> [Exercise prompt]: Please return every line of the listing. Keep each one exact.

Records for the exercise Start Marker

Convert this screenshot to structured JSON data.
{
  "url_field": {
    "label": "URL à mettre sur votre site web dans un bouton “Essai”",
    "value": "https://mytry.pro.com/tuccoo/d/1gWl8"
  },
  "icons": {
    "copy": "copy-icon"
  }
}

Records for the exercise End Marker

> [Response area]:
Convert this screenshot to structured JSON data.
{
  "url_field": {
    "label": "URL à mettre sur votre site web dans un bouton “Essai”",
    "value": "https://mytry.pro.com/tuccoo/d/1gWl8"
  },
  "icons": {
    "copy": "copy-icon"
  }
}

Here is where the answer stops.